**Aim of the exercise**
Go through the material and pull out every line with the string "this" in it.

**Record extracts**
=== Section Start ===

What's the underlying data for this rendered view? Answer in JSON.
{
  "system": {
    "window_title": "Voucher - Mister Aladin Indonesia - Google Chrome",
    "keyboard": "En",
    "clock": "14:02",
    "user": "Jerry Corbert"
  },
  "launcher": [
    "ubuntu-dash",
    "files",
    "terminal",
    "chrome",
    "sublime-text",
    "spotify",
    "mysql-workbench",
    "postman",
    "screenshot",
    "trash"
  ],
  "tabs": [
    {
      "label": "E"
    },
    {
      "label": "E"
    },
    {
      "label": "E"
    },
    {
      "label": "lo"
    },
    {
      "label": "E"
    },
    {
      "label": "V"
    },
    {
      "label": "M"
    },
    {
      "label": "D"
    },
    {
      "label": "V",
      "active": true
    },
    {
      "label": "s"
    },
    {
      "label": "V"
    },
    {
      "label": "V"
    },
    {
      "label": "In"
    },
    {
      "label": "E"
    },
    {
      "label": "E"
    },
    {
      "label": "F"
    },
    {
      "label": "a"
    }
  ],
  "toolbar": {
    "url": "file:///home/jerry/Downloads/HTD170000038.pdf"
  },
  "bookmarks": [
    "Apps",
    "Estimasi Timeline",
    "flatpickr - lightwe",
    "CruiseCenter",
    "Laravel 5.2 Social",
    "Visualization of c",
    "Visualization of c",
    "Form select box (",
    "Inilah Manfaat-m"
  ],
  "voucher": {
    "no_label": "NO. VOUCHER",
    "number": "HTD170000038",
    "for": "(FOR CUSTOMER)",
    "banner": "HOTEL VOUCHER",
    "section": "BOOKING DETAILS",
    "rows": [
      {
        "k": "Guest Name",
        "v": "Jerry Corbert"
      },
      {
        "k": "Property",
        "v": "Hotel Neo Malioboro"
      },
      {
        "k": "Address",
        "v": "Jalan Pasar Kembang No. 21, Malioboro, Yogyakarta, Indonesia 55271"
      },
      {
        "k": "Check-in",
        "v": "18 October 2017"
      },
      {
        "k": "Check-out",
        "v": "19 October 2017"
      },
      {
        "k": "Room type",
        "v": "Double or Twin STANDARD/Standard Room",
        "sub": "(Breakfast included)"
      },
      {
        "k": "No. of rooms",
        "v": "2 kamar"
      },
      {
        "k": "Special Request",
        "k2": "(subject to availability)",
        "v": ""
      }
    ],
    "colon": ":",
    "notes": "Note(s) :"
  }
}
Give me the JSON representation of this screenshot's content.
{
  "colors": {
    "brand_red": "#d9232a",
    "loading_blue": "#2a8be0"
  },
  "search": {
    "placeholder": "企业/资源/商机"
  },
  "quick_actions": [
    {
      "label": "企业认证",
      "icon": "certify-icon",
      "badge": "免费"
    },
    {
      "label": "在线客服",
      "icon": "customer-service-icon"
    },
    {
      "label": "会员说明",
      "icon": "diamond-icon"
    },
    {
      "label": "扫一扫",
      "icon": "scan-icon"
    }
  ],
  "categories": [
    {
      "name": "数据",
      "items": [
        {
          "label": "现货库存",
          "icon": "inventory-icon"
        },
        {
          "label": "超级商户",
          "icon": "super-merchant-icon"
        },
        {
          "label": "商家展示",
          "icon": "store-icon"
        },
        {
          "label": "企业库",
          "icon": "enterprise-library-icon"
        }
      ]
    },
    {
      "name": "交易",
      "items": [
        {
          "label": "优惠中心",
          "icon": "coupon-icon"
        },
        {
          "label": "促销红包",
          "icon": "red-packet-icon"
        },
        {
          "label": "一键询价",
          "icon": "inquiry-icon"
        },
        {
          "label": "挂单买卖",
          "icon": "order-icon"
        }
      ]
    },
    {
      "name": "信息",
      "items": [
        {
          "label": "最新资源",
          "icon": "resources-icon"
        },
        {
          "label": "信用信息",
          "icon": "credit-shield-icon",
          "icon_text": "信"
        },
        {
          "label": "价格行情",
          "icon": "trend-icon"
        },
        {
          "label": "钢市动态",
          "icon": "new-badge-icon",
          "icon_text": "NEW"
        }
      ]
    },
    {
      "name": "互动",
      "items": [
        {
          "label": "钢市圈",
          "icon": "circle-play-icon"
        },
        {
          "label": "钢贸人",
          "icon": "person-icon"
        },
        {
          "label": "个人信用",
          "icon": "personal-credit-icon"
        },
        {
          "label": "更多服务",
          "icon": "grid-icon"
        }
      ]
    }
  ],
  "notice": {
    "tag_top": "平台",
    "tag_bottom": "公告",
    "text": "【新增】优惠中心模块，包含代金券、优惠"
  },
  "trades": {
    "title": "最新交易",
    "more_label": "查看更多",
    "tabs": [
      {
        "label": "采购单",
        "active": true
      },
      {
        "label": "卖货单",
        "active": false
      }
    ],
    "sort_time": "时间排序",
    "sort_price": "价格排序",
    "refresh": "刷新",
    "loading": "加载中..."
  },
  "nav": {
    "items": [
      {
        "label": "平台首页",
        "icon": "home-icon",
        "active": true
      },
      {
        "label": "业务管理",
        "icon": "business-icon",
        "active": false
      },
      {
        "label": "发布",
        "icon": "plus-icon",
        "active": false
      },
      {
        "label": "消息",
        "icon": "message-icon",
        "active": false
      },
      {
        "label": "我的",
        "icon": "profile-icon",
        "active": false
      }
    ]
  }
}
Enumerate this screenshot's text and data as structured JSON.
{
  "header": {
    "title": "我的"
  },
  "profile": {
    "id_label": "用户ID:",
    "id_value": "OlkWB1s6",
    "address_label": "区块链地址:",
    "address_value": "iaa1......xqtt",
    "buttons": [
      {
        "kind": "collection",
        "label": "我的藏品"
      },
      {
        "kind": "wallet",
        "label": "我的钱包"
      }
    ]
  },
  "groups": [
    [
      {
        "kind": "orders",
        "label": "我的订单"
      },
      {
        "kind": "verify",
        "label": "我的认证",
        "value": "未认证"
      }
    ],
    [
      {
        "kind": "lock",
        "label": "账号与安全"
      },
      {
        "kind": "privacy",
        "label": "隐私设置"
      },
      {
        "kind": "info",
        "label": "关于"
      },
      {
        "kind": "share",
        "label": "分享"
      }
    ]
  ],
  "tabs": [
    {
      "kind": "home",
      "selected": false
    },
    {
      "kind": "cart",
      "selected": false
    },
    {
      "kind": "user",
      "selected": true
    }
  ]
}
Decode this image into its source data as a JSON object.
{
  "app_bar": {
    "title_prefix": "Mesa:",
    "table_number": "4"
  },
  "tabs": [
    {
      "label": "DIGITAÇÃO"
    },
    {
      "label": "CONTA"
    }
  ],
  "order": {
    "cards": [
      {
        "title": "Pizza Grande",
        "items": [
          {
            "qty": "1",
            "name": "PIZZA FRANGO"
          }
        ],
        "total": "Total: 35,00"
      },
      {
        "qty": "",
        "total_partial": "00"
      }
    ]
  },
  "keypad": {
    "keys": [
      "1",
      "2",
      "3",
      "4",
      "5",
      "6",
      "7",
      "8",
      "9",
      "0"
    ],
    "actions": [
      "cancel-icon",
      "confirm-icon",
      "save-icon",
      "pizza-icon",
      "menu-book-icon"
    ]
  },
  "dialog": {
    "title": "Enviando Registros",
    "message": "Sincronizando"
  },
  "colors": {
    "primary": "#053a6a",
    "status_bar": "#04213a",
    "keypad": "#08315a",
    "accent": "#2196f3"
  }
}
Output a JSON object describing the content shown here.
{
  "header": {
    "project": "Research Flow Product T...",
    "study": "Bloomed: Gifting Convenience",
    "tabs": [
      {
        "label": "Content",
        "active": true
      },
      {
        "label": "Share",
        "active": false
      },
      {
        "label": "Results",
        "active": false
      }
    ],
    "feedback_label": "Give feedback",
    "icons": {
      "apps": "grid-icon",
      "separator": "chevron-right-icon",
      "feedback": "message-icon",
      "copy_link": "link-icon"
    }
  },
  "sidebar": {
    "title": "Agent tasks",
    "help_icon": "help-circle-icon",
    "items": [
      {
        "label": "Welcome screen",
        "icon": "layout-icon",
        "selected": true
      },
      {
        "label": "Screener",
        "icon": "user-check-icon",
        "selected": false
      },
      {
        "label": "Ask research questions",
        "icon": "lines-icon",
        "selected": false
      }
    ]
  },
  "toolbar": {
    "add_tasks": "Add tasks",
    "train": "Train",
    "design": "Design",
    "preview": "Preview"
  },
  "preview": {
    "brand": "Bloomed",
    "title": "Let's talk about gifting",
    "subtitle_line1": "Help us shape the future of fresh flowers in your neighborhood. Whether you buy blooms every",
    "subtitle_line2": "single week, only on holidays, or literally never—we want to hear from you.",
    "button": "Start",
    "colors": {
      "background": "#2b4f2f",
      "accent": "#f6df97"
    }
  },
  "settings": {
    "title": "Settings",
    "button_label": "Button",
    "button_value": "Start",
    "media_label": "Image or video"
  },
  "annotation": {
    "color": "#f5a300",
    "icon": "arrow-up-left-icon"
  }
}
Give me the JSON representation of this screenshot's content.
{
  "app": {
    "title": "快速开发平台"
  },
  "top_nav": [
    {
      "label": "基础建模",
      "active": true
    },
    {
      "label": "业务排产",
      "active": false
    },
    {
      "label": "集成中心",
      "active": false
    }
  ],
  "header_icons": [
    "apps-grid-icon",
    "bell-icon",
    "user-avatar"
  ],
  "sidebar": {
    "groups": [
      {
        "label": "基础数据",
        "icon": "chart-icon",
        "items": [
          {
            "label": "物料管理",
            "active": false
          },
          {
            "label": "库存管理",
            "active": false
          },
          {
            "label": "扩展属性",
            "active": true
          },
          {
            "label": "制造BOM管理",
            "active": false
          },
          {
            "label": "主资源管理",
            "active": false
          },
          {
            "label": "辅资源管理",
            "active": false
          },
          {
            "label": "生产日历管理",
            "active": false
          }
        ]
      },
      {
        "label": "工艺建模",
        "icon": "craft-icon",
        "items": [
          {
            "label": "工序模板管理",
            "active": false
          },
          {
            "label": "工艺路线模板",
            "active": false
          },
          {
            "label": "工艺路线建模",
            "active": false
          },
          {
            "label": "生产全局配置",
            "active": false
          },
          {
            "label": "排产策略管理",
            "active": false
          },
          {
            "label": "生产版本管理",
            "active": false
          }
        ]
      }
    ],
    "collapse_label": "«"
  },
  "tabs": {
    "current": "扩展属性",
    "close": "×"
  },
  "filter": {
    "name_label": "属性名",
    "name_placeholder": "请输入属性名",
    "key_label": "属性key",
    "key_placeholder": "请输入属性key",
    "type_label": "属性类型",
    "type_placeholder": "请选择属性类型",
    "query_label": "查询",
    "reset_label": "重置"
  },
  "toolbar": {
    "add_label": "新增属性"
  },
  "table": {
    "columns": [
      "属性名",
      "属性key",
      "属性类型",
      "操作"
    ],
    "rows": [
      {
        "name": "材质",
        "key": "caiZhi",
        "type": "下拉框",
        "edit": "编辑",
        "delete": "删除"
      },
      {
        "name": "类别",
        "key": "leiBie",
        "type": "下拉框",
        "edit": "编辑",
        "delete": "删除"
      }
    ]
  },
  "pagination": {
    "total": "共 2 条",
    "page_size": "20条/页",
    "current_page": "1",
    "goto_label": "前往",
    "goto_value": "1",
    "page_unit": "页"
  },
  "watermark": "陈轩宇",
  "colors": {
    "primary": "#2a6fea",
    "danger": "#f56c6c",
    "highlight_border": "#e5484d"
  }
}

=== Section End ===

**Answer below**
What's the underlying data for this rendered view? Answer in JSON.
Give me the JSON representation of this screenshot's content.
Enumerate this screenshot's text and data as structured JSON.
Decode this image into its source data as a JSON object.
Give me the JSON representation of this screenshot's content.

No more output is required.